PROBLEM TO WORK ON >> Every line below that holds the string "structured" should be copied out.

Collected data
************
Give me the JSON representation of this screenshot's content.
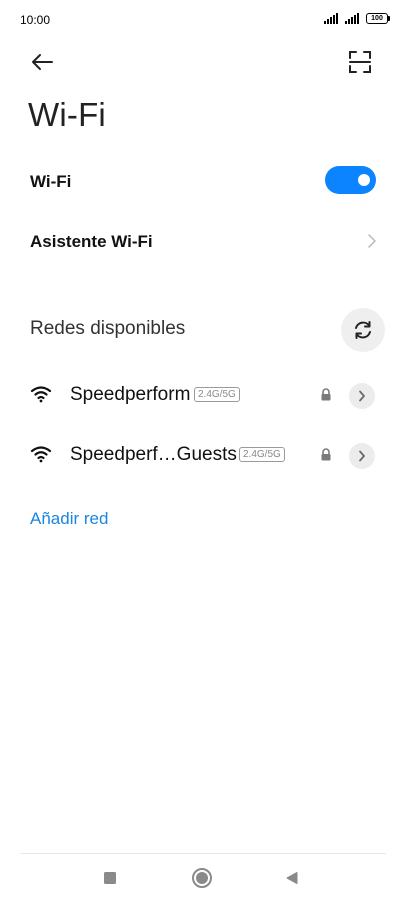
{
  "status_bar": {
    "time": "10:00",
    "battery": "100"
  },
  "header": {
    "back_icon": "arrow-left-icon",
    "scan_icon": "qr-scan-icon"
  },
  "page": {
    "title": "Wi-Fi"
  },
  "wifi_toggle": {
    "label": "Wi-Fi",
    "enabled": true,
    "accent_color": "#0d84ff"
  },
  "assistant": {
    "label": "Asistente Wi-Fi"
  },
  "available": {
    "title": "Redes disponibles",
    "refresh_icon": "refresh-icon",
    "networks": [
      {
        "name": "Speedperform",
        "band": "2.4G/5G",
        "secured": true
      },
      {
        "name": "Speedperf…Guests",
        "band": "2.4G/5G",
        "secured": true
      }
    ]
  },
  "add_network": {
    "label": "Añadir red",
    "color": "#1a86e0"
  },
  "nav": {
    "recents_icon": "square-icon",
    "home_icon": "circle-home-icon",
    "back_icon": "triangle-back-icon"
  }
}
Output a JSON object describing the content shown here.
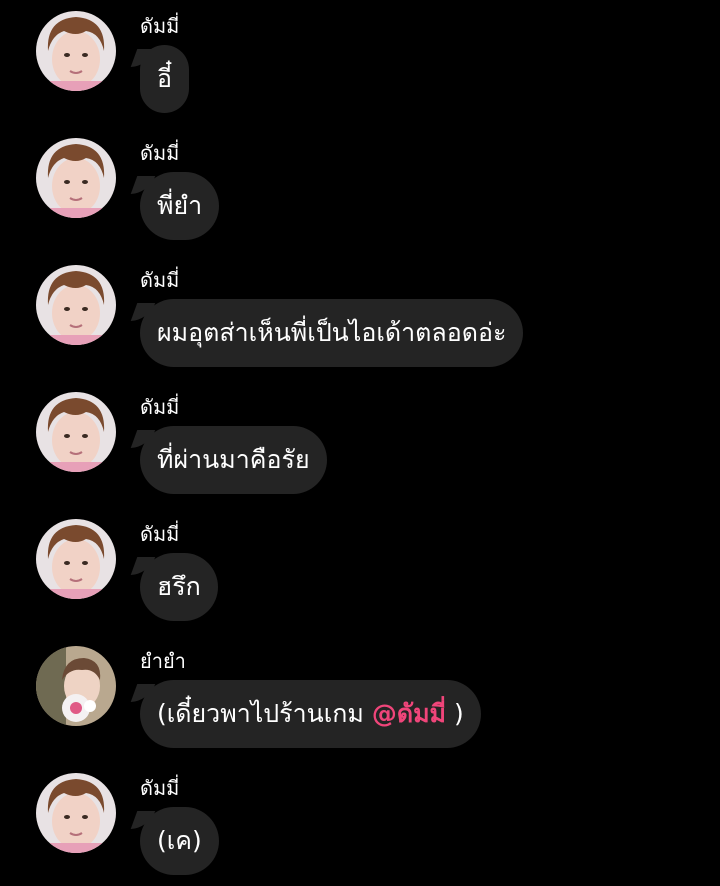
{
  "messages": [
    {
      "sender": "ดัมมี่",
      "avatar": "dummy-avatar",
      "text": "อี๋"
    },
    {
      "sender": "ดัมมี่",
      "avatar": "dummy-avatar",
      "text": "พี่ยำ"
    },
    {
      "sender": "ดัมมี่",
      "avatar": "dummy-avatar",
      "text": "ผมอุตส่าเห็นพี่เป็นไอเด้าตลอดอ่ะ"
    },
    {
      "sender": "ดัมมี่",
      "avatar": "dummy-avatar",
      "text": "ที่ผ่านมาคือรัย"
    },
    {
      "sender": "ดัมมี่",
      "avatar": "dummy-avatar",
      "text": "ฮรึก"
    },
    {
      "sender": "ยำยำ",
      "avatar": "yamyam-avatar",
      "text_before": "(เดี๋ยวพาไปร้านเกม ",
      "mention": "@ดัมมี่",
      "text_after": " )"
    },
    {
      "sender": "ดัมมี่",
      "avatar": "dummy-avatar",
      "text": "(เค)"
    }
  ],
  "colors": {
    "background": "#000000",
    "bubble": "#242424",
    "text": "#ffffff",
    "mention": "#f0457a"
  }
}
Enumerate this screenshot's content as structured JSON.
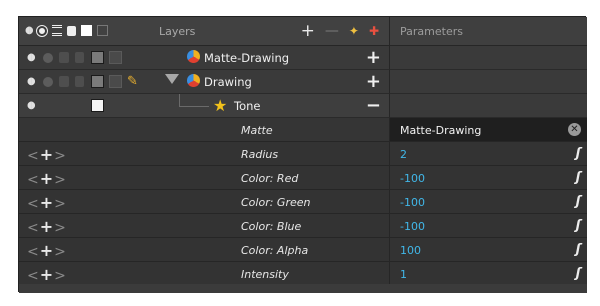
{
  "layers_panel": {
    "title": "Layers",
    "header_icons": [
      "glasses-icon",
      "eye-icon",
      "stack-icon",
      "lock-icon",
      "color-swatch-icon",
      "frame-icon"
    ],
    "toolbar": [
      "add-layer-icon",
      "remove-layer-icon",
      "add-peg-icon",
      "effect-icon"
    ],
    "layers": [
      {
        "name": "Matte-Drawing",
        "icon": "drawing-layer-icon",
        "action": "+"
      },
      {
        "name": "Drawing",
        "icon": "drawing-layer-icon",
        "action": "+"
      },
      {
        "name": "Tone",
        "icon": "effect-star-icon",
        "action": "−"
      }
    ]
  },
  "parameters_panel": {
    "title": "Parameters",
    "rows": [
      {
        "label": "Matte",
        "value": "Matte-Drawing"
      },
      {
        "label": "Radius",
        "value": "2"
      },
      {
        "label": "Color: Red",
        "value": "-100"
      },
      {
        "label": "Color: Green",
        "value": "-100"
      },
      {
        "label": "Color: Blue",
        "value": "-100"
      },
      {
        "label": "Color: Alpha",
        "value": "100"
      },
      {
        "label": "Intensity",
        "value": "1"
      }
    ]
  },
  "colors": {
    "panel_bg": "#3b3b3b",
    "value_blue": "#41b7e8",
    "star_yellow": "#f2c21b"
  }
}
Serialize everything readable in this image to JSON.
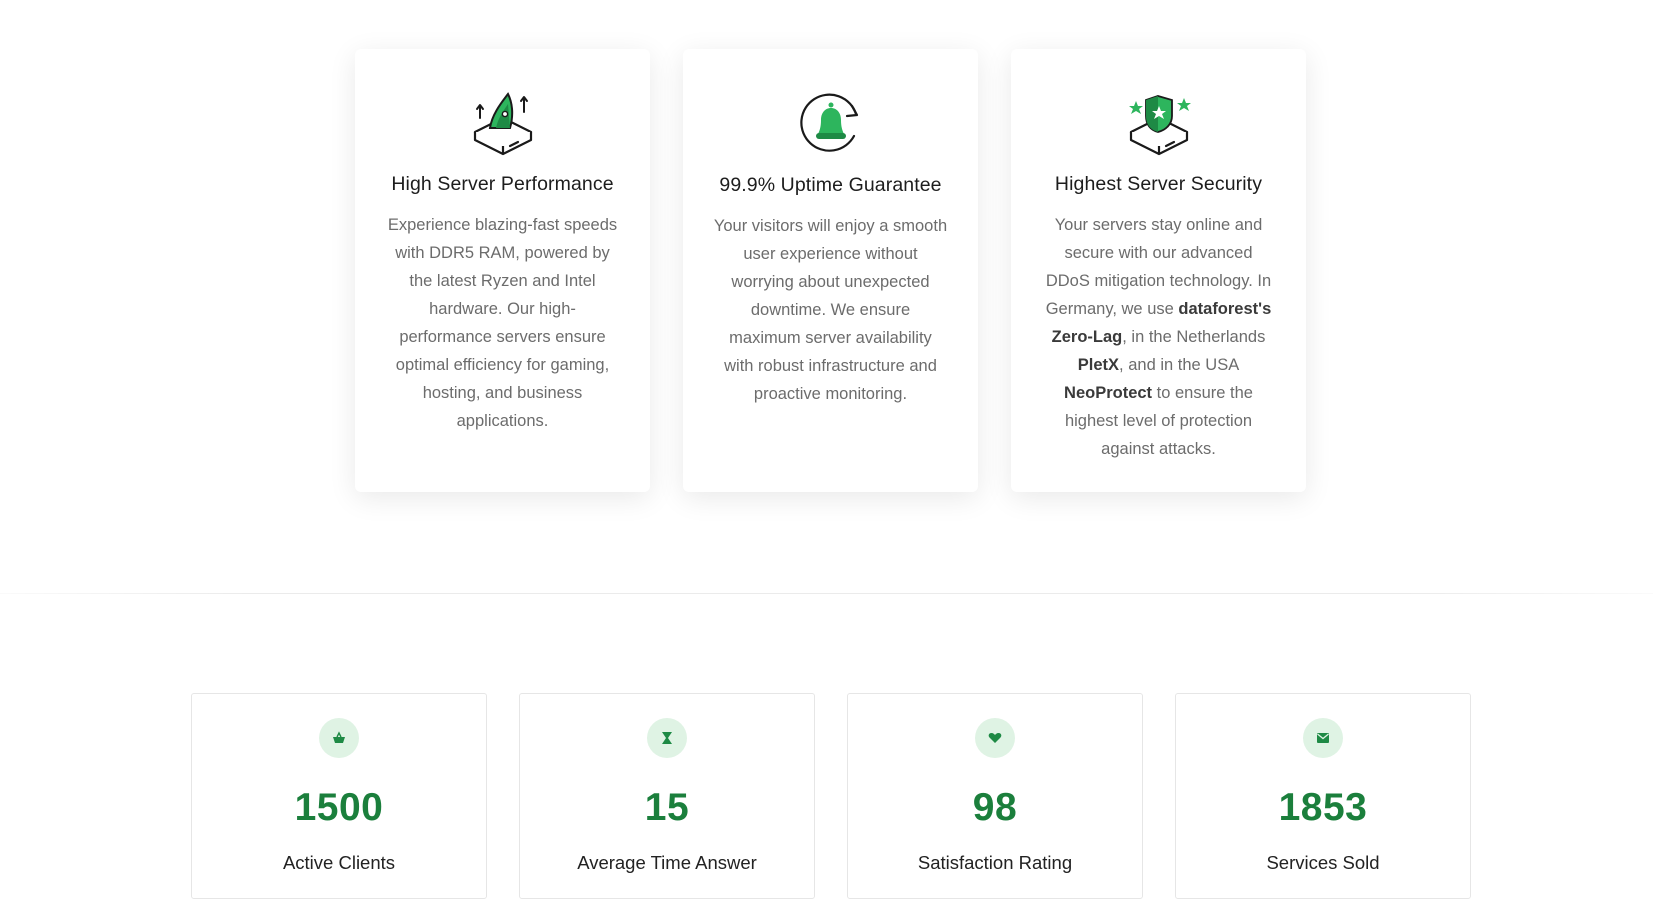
{
  "features": [
    {
      "title": "High Server Performance",
      "icon": "server-rocket-icon",
      "description_parts": [
        {
          "text": "Experience blazing-fast speeds with DDR5 RAM, powered by the latest Ryzen and Intel hardware. Our high-performance servers ensure optimal efficiency for gaming, hosting, and business applications.",
          "bold": false
        }
      ]
    },
    {
      "title": "99.9% Uptime Guarantee",
      "icon": "bell-refresh-icon",
      "description_parts": [
        {
          "text": "Your visitors will enjoy a smooth user experience without worrying about unexpected downtime. We ensure maximum server availability with robust infrastructure and proactive monitoring.",
          "bold": false
        }
      ]
    },
    {
      "title": "Highest Server Security",
      "icon": "server-shield-icon",
      "description_parts": [
        {
          "text": "Your servers stay online and secure with our advanced DDoS mitigation technology. In Germany, we use ",
          "bold": false
        },
        {
          "text": "dataforest's Zero-Lag",
          "bold": true
        },
        {
          "text": ", in the Netherlands ",
          "bold": false
        },
        {
          "text": "PletX",
          "bold": true
        },
        {
          "text": ", and in the USA ",
          "bold": false
        },
        {
          "text": "NeoProtect",
          "bold": true
        },
        {
          "text": " to ensure the highest level of protection against attacks.",
          "bold": false
        }
      ]
    }
  ],
  "stats": [
    {
      "value": "1500",
      "label": "Active Clients",
      "icon": "basket-icon"
    },
    {
      "value": "15",
      "label": "Average Time Answer",
      "icon": "hourglass-icon"
    },
    {
      "value": "98",
      "label": "Satisfaction Rating",
      "icon": "heart-icon"
    },
    {
      "value": "1853",
      "label": "Services Sold",
      "icon": "envelope-icon"
    }
  ],
  "colors": {
    "accent": "#1b7f3c",
    "icon_green": "#2db55d",
    "icon_bg": "#dff3e4"
  }
}
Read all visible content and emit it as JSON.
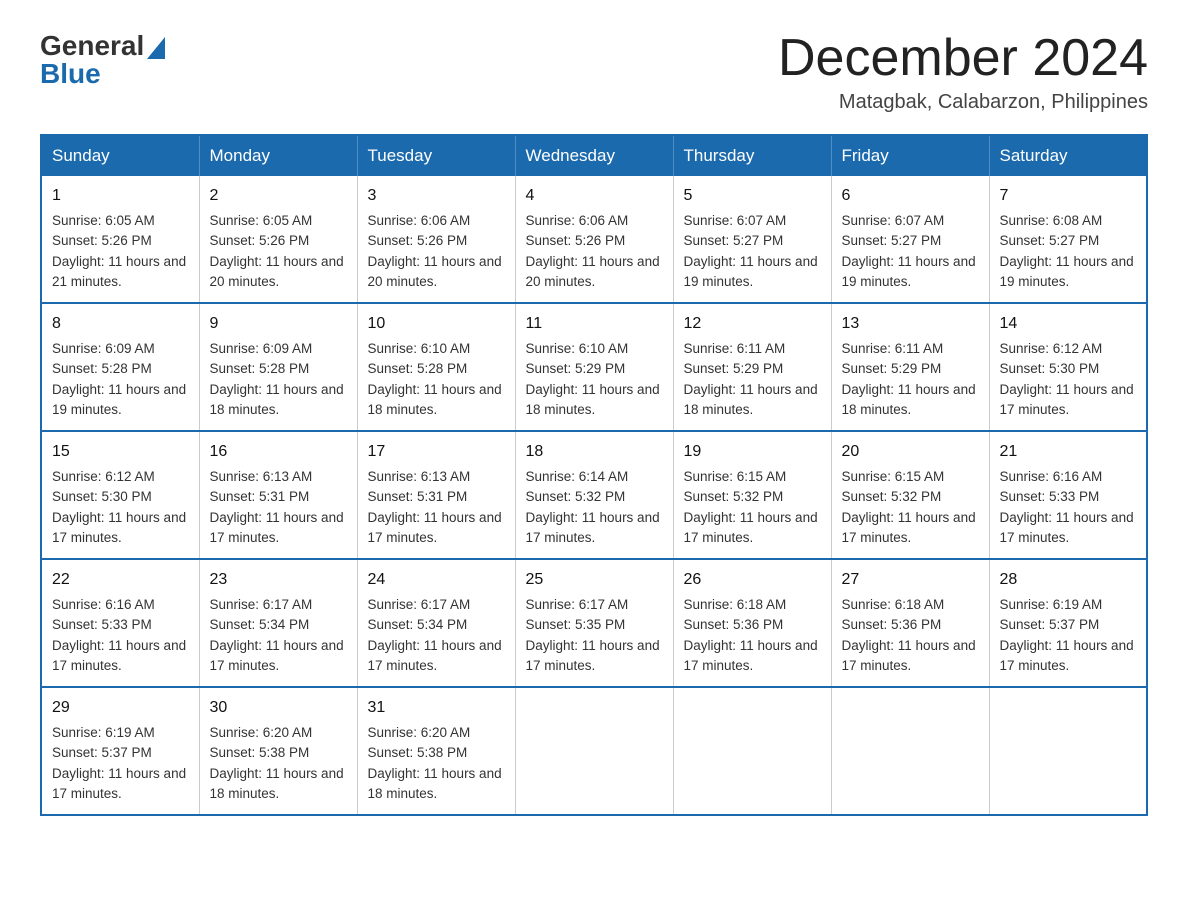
{
  "logo": {
    "general": "General",
    "blue": "Blue"
  },
  "title": {
    "month_year": "December 2024",
    "location": "Matagbak, Calabarzon, Philippines"
  },
  "headers": [
    "Sunday",
    "Monday",
    "Tuesday",
    "Wednesday",
    "Thursday",
    "Friday",
    "Saturday"
  ],
  "weeks": [
    [
      {
        "day": "1",
        "sunrise": "6:05 AM",
        "sunset": "5:26 PM",
        "daylight": "11 hours and 21 minutes."
      },
      {
        "day": "2",
        "sunrise": "6:05 AM",
        "sunset": "5:26 PM",
        "daylight": "11 hours and 20 minutes."
      },
      {
        "day": "3",
        "sunrise": "6:06 AM",
        "sunset": "5:26 PM",
        "daylight": "11 hours and 20 minutes."
      },
      {
        "day": "4",
        "sunrise": "6:06 AM",
        "sunset": "5:26 PM",
        "daylight": "11 hours and 20 minutes."
      },
      {
        "day": "5",
        "sunrise": "6:07 AM",
        "sunset": "5:27 PM",
        "daylight": "11 hours and 19 minutes."
      },
      {
        "day": "6",
        "sunrise": "6:07 AM",
        "sunset": "5:27 PM",
        "daylight": "11 hours and 19 minutes."
      },
      {
        "day": "7",
        "sunrise": "6:08 AM",
        "sunset": "5:27 PM",
        "daylight": "11 hours and 19 minutes."
      }
    ],
    [
      {
        "day": "8",
        "sunrise": "6:09 AM",
        "sunset": "5:28 PM",
        "daylight": "11 hours and 19 minutes."
      },
      {
        "day": "9",
        "sunrise": "6:09 AM",
        "sunset": "5:28 PM",
        "daylight": "11 hours and 18 minutes."
      },
      {
        "day": "10",
        "sunrise": "6:10 AM",
        "sunset": "5:28 PM",
        "daylight": "11 hours and 18 minutes."
      },
      {
        "day": "11",
        "sunrise": "6:10 AM",
        "sunset": "5:29 PM",
        "daylight": "11 hours and 18 minutes."
      },
      {
        "day": "12",
        "sunrise": "6:11 AM",
        "sunset": "5:29 PM",
        "daylight": "11 hours and 18 minutes."
      },
      {
        "day": "13",
        "sunrise": "6:11 AM",
        "sunset": "5:29 PM",
        "daylight": "11 hours and 18 minutes."
      },
      {
        "day": "14",
        "sunrise": "6:12 AM",
        "sunset": "5:30 PM",
        "daylight": "11 hours and 17 minutes."
      }
    ],
    [
      {
        "day": "15",
        "sunrise": "6:12 AM",
        "sunset": "5:30 PM",
        "daylight": "11 hours and 17 minutes."
      },
      {
        "day": "16",
        "sunrise": "6:13 AM",
        "sunset": "5:31 PM",
        "daylight": "11 hours and 17 minutes."
      },
      {
        "day": "17",
        "sunrise": "6:13 AM",
        "sunset": "5:31 PM",
        "daylight": "11 hours and 17 minutes."
      },
      {
        "day": "18",
        "sunrise": "6:14 AM",
        "sunset": "5:32 PM",
        "daylight": "11 hours and 17 minutes."
      },
      {
        "day": "19",
        "sunrise": "6:15 AM",
        "sunset": "5:32 PM",
        "daylight": "11 hours and 17 minutes."
      },
      {
        "day": "20",
        "sunrise": "6:15 AM",
        "sunset": "5:32 PM",
        "daylight": "11 hours and 17 minutes."
      },
      {
        "day": "21",
        "sunrise": "6:16 AM",
        "sunset": "5:33 PM",
        "daylight": "11 hours and 17 minutes."
      }
    ],
    [
      {
        "day": "22",
        "sunrise": "6:16 AM",
        "sunset": "5:33 PM",
        "daylight": "11 hours and 17 minutes."
      },
      {
        "day": "23",
        "sunrise": "6:17 AM",
        "sunset": "5:34 PM",
        "daylight": "11 hours and 17 minutes."
      },
      {
        "day": "24",
        "sunrise": "6:17 AM",
        "sunset": "5:34 PM",
        "daylight": "11 hours and 17 minutes."
      },
      {
        "day": "25",
        "sunrise": "6:17 AM",
        "sunset": "5:35 PM",
        "daylight": "11 hours and 17 minutes."
      },
      {
        "day": "26",
        "sunrise": "6:18 AM",
        "sunset": "5:36 PM",
        "daylight": "11 hours and 17 minutes."
      },
      {
        "day": "27",
        "sunrise": "6:18 AM",
        "sunset": "5:36 PM",
        "daylight": "11 hours and 17 minutes."
      },
      {
        "day": "28",
        "sunrise": "6:19 AM",
        "sunset": "5:37 PM",
        "daylight": "11 hours and 17 minutes."
      }
    ],
    [
      {
        "day": "29",
        "sunrise": "6:19 AM",
        "sunset": "5:37 PM",
        "daylight": "11 hours and 17 minutes."
      },
      {
        "day": "30",
        "sunrise": "6:20 AM",
        "sunset": "5:38 PM",
        "daylight": "11 hours and 18 minutes."
      },
      {
        "day": "31",
        "sunrise": "6:20 AM",
        "sunset": "5:38 PM",
        "daylight": "11 hours and 18 minutes."
      },
      null,
      null,
      null,
      null
    ]
  ],
  "labels": {
    "sunrise": "Sunrise: ",
    "sunset": "Sunset: ",
    "daylight": "Daylight: "
  }
}
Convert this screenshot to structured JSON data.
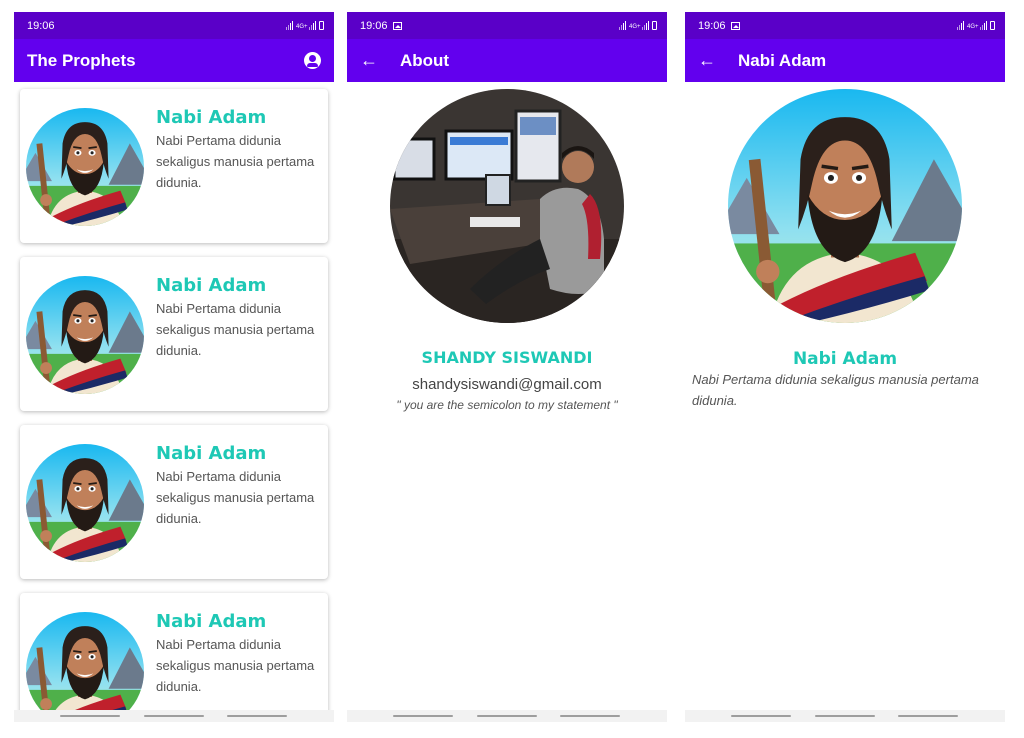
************
EXERCISE RESPONSE >>
Enumerate this screenshot's content as structured JSON.
Convert this screenshot to structured JSON data.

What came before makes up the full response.